By Savanah Mandeville • Photos by Mandy Edmonson
Note: Empire Market is transitioning to online orders and curbside pickup only, for the duration of the COVID-19 outbreak. (Starting Tuesday at 8 p.m through Thursday at 8 p.m) you’ll be able to order from the comfort of your home, then drive thru on Saturday morning to pick up your lovingly (and safely) packed order, from someone in an adorable face mask. To order online: localline.ca/joplin-empire-market
il Have you ever wondered where your food comes from?
If you frequently get your groceries from Walmart or another big retailer, there’s a good chance it has come from far, far away — on average, 1,200 miles away.
In order to have such a wide variety of food available to us in the supermarket, retailers must source food from around the globe. But journeys of thousands of miles, often by air, make our food supply a major contributor to greenhouse emissions and climate change, not to mention heavily reliant on a finite resource: oil.
Shopping at Joplin Empire Market, 931 E. Fourth St., is an opportunity to close the gap between the farm and your table. The indoor, four-season market offers a wide variety of produce, meats, breads, spices and other products from local farmers, bakers and artisans.
“People who come shop at the Market and buy, say, a loaf of bread or head of lettuce or in-season produce, the average it has traveled is nine miles,” said Ivy Hagedorn, market coordinator. “So buying local produce is usually the best way to get the freshest, the ripest, and, many times, the safest kinds of food you can get, and you’re supporting your own communities by doing so.”
The market is producer-only, meaning anyone who sells there must have grown or created the item themselves. The maximum distance a vendor can travel to sell at the market is 150 miles.
“You can always be assured the product you’re buying is coming directly from the person who grew it or made it,” Hagedorn said.
Produce that shoppers can currently find includes lettuce, radishes, microgreens and some late-season vegetables like butternut squash, turmeric and bagged mixes such as arugula, spring mix and kale.
Year round, vendors offer freshly baked breads, pastries, cookies, jams and jellies made with locally grown ingredients and garlic mixes made with locally grown garlic.

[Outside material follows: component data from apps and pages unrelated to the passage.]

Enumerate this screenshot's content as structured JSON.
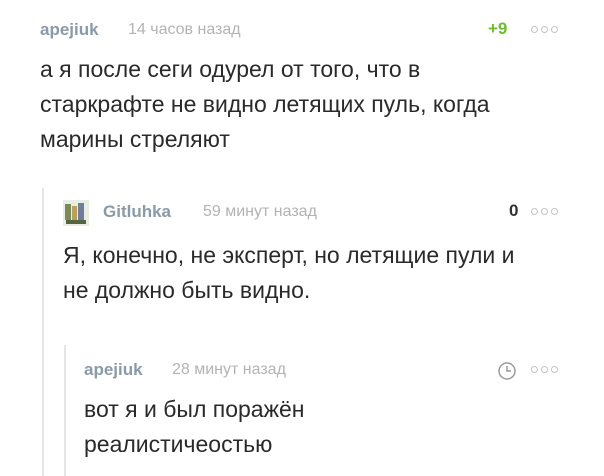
{
  "comments": [
    {
      "author": "apejiuk",
      "time": "14 часов назад",
      "rating": "+9",
      "text": "а я после сеги одурел от того, что в старкрафте не видно летящих пуль, когда марины стреляют"
    },
    {
      "author": "Gitluhka",
      "time": "59 минут назад",
      "rating": "0",
      "text": "Я, конечно, не эксперт, но летящие пули и не должно быть видно."
    },
    {
      "author": "apejiuk",
      "time": "28 минут назад",
      "text": "вот я и был поражён реалистичеостью"
    }
  ],
  "icons": {
    "more": "more-dots-icon",
    "clock": "clock-icon",
    "avatar": "user-avatar"
  },
  "colors": {
    "author": "#8a9aa8",
    "positive_rating": "#6cbe2c",
    "timestamp": "#b3b3b3",
    "thread_line": "#e6e6e6"
  }
}
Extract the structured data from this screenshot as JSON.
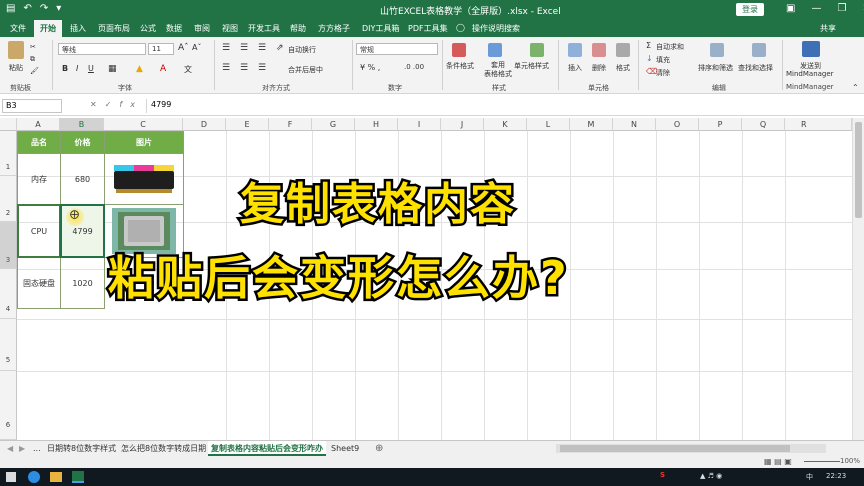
{
  "titlebar": {
    "title": "山竹EXCEL表格教学（全屏版）.xlsx - Excel",
    "login": "登录",
    "qa_icons": [
      "save-icon",
      "undo-icon",
      "redo-icon",
      "qat-more-icon"
    ]
  },
  "menu": [
    "文件",
    "开始",
    "插入",
    "页面布局",
    "公式",
    "数据",
    "审阅",
    "视图",
    "开发工具",
    "帮助",
    "方方格子",
    "DIY工具箱",
    "PDF工具集",
    "操作说明搜索"
  ],
  "share": "共享",
  "ribbon": {
    "paste": "粘贴",
    "clipboard": "剪贴板",
    "font_name": "等线",
    "font_size": "11",
    "font_group": "字体",
    "wrap": "自动换行",
    "merge": "合并后居中",
    "align_group": "对齐方式",
    "number_format": "常规",
    "number_group": "数字",
    "cond_format": "条件格式",
    "table_format": "套用\n表格格式",
    "cell_style": "单元格样式",
    "style_group": "样式",
    "insert": "插入",
    "delete": "删除",
    "format": "格式",
    "cells_group": "单元格",
    "autosum": "自动求和",
    "fill": "填充",
    "clear": "清除",
    "sort": "排序和筛选",
    "find": "查找和选择",
    "edit_group": "编辑",
    "send_to": "发送到",
    "mindmanager": "MindManager",
    "mm_group": "MindManager"
  },
  "formula": {
    "namebox": "B3",
    "value": "4799"
  },
  "columns": [
    "A",
    "B",
    "C",
    "D",
    "E",
    "F",
    "G",
    "H",
    "I",
    "J",
    "K",
    "L",
    "M",
    "N",
    "O",
    "P",
    "Q",
    "R"
  ],
  "rows": [
    "1",
    "2",
    "3",
    "4",
    "5",
    "6"
  ],
  "table": {
    "headers": [
      "品名",
      "价格",
      "图片"
    ],
    "rows": [
      {
        "name": "内存",
        "price": "680"
      },
      {
        "name": "CPU",
        "price": "4799"
      },
      {
        "name": "固态硬盘",
        "price": "1020"
      }
    ]
  },
  "overlay": {
    "line1": "复制表格内容",
    "line2": "粘贴后会变形怎么办?"
  },
  "tabs": [
    "...",
    "日期转8位数字样式",
    "怎么把8位数字转成日期",
    "复制表格内容粘贴后会变形咋办",
    "Sheet9"
  ],
  "status": {
    "zoom": "100%"
  },
  "taskbar": {
    "time": "22:23",
    "lang": "中"
  }
}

Hagedorn named just a few of the Joplin Empire Market mainstays including OakWoods Farm (Granby); Cooks Berry Junction Farm (Liberal); Our Little Piece of Heaven Farm (Pierce City); and Joplin-based honey provider Alchemist Haven.
Empire Market customers can also purchase locally sourced meats. Black Cat Barnyard (Joplin) offers pasture-raised, ethically-raised beef, pork, chicken, lamb and turkey.
“It makes such a difference to be able to go out to someone’s farm and actually see how the animals are treated and see what they’re eating because, of course, you are what your food eats,” Hagedorn said. “And, that’s true not just with meat but also with the farmers who grow produce and sell at our markets. The relationship they have with the soil and the land they’ve cultivated is quite a bit different than those who grow on a much larger scale. Just being able to go out and walk around and see the level of care that’s taken from the time seedlings are started in the greenhouse or warm room to when they are eventually moved to the fields helps give a good sense of how food is actually grown. It doesn’t magically appear in a supermarket.”
Breads and baked goods are other big sellers at the market. There are three Joplin-based bread providers at Joplin Empire Market: Farmhouse Bakery, Redings Mill Bread, and the Bearded Baker. Products typically available include sourdough breads, farmhouse white bread, focaccia, pizza crust, croissants, cinnamon rolls and even toaster pastries.
“Since opening the market in April 2018, we have supported over 100 small businesses,” Hagedorn said. “Shopping local is going to give you a better-tasting food product, you’re cutting the impact on the way we process and ship food across this country, and you’ll be supporting your own neighbors.”